__REQUIREMENT__
Reproduce each entry below exactly, without omitting any.

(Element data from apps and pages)
* * *

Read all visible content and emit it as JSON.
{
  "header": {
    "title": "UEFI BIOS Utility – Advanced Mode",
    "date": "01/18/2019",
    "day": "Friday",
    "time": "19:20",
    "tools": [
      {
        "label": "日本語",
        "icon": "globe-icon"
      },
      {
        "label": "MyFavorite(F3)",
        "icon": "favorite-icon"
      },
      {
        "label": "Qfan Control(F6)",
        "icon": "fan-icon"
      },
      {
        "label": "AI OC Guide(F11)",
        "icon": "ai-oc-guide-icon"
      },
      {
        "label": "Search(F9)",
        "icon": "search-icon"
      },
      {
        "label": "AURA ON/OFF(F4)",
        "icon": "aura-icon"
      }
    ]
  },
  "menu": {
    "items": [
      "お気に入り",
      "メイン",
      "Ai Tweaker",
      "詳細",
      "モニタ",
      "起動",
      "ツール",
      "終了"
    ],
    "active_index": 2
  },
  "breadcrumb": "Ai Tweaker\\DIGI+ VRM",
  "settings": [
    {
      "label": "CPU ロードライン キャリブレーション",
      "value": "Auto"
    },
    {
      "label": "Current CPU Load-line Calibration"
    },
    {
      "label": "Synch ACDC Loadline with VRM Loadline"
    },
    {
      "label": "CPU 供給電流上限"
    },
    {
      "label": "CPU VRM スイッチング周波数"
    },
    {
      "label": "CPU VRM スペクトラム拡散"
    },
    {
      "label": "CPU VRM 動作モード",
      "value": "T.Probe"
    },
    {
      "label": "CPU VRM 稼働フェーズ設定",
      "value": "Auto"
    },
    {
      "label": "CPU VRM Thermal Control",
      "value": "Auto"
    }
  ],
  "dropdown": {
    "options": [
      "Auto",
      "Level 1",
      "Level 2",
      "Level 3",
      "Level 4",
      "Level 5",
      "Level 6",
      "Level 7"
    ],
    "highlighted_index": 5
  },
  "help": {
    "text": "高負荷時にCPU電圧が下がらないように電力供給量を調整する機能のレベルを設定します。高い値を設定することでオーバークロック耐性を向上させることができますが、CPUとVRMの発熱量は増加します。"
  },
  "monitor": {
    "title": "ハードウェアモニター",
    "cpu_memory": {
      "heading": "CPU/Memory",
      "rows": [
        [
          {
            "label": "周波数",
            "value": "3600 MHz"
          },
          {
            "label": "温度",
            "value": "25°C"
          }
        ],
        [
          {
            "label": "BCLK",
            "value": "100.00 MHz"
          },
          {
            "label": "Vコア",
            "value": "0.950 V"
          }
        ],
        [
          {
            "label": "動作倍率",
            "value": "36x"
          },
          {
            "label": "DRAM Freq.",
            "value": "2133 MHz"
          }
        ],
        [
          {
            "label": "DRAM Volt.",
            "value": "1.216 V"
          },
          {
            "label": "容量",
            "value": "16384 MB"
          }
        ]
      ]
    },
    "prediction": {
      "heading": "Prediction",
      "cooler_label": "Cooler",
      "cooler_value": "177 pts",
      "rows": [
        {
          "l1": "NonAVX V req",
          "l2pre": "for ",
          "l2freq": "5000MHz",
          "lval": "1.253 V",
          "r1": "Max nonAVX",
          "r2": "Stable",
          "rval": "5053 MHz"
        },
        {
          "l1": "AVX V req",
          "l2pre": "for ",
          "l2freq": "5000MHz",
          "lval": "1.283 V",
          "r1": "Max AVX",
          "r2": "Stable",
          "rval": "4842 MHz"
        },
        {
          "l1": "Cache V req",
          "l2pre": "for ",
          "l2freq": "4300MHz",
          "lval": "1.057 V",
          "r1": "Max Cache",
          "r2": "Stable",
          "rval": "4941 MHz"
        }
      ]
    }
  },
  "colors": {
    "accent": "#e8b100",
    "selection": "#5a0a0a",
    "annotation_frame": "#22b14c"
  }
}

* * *

__RESULT__
Read all visible content and emit it as JSON.
{
  "header": {
    "title": "UEFI BIOS Utility – Advanced Mode",
    "date": "01/18/2019",
    "day": "Friday",
    "time": "19:20",
    "tools": [
      {
        "label": "日本語",
        "icon": "globe-icon"
      },
      {
        "label": "MyFavorite(F3)",
        "icon": "favorite-icon"
      },
      {
        "label": "Qfan Control(F6)",
        "icon": "fan-icon"
      },
      {
        "label": "AI OC Guide(F11)",
        "icon": "ai-oc-guide-icon"
      },
      {
        "label": "Search(F9)",
        "icon": "search-icon"
      },
      {
        "label": "AURA ON/OFF(F4)",
        "icon": "aura-icon"
      }
    ]
  },
  "menu": {
    "items": [
      "お気に入り",
      "メイン",
      "Ai Tweaker",
      "詳細",
      "モニタ",
      "起動",
      "ツール",
      "終了"
    ],
    "active_index": 2
  },
  "breadcrumb": "Ai Tweaker\\DIGI+ VRM",
  "settings": [
    {
      "label": "CPU ロードライン キャリブレーション",
      "value": "Auto"
    },
    {
      "label": "Current CPU Load-line Calibration"
    },
    {
      "label": "Synch ACDC Loadline with VRM Loadline"
    },
    {
      "label": "CPU 供給電流上限"
    },
    {
      "label": "CPU VRM スイッチング周波数"
    },
    {
      "label": "CPU VRM スペクトラム拡散"
    },
    {
      "label": "CPU VRM 動作モード",
      "value": "T.Probe"
    },
    {
      "label": "CPU VRM 稼働フェーズ設定",
      "value": "Auto"
    },
    {
      "label": "CPU VRM Thermal Control",
      "value": "Auto"
    }
  ],
  "dropdown": {
    "options": [
      "Auto",
      "Level 1",
      "Level 2",
      "Level 3",
      "Level 4",
      "Level 5",
      "Level 6",
      "Level 7"
    ],
    "highlighted_index": 5
  },
  "help": {
    "text": "高負荷時にCPU電圧が下がらないように電力供給量を調整する機能のレベルを設定します。高い値を設定することでオーバークロック耐性を向上させることができますが、CPUとVRMの発熱量は増加します。"
  },
  "monitor": {
    "title": "ハードウェアモニター",
    "cpu_memory": {
      "heading": "CPU/Memory",
      "rows": [
        [
          {
            "label": "周波数",
            "value": "3600 MHz"
          },
          {
            "label": "温度",
            "value": "25°C"
          }
        ],
        [
          {
            "label": "BCLK",
            "value": "100.00 MHz"
          },
          {
            "label": "Vコア",
            "value": "0.950 V"
          }
        ],
        [
          {
            "label": "動作倍率",
            "value": "36x"
          },
          {
            "label": "DRAM Freq.",
            "value": "2133 MHz"
          }
        ],
        [
          {
            "label": "DRAM Volt.",
            "value": "1.216 V"
          },
          {
            "label": "容量",
            "value": "16384 MB"
          }
        ]
      ]
    },
    "prediction": {
      "heading": "Prediction",
      "cooler_label": "Cooler",
      "cooler_value": "177 pts",
      "rows": [
        {
          "l1": "NonAVX V req",
          "l2pre": "for ",
          "l2freq": "5000MHz",
          "lval": "1.253 V",
          "r1": "Max nonAVX",
          "r2": "Stable",
          "rval": "5053 MHz"
        },
        {
          "l1": "AVX V req",
          "l2pre": "for ",
          "l2freq": "5000MHz",
          "lval": "1.283 V",
          "r1": "Max AVX",
          "r2": "Stable",
          "rval": "4842 MHz"
        },
        {
          "l1": "Cache V req",
          "l2pre": "for ",
          "l2freq": "4300MHz",
          "lval": "1.057 V",
          "r1": "Max Cache",
          "r2": "Stable",
          "rval": "4941 MHz"
        }
      ]
    }
  },
  "colors": {
    "accent": "#e8b100",
    "selection": "#5a0a0a",
    "annotation_frame": "#22b14c"
  }
}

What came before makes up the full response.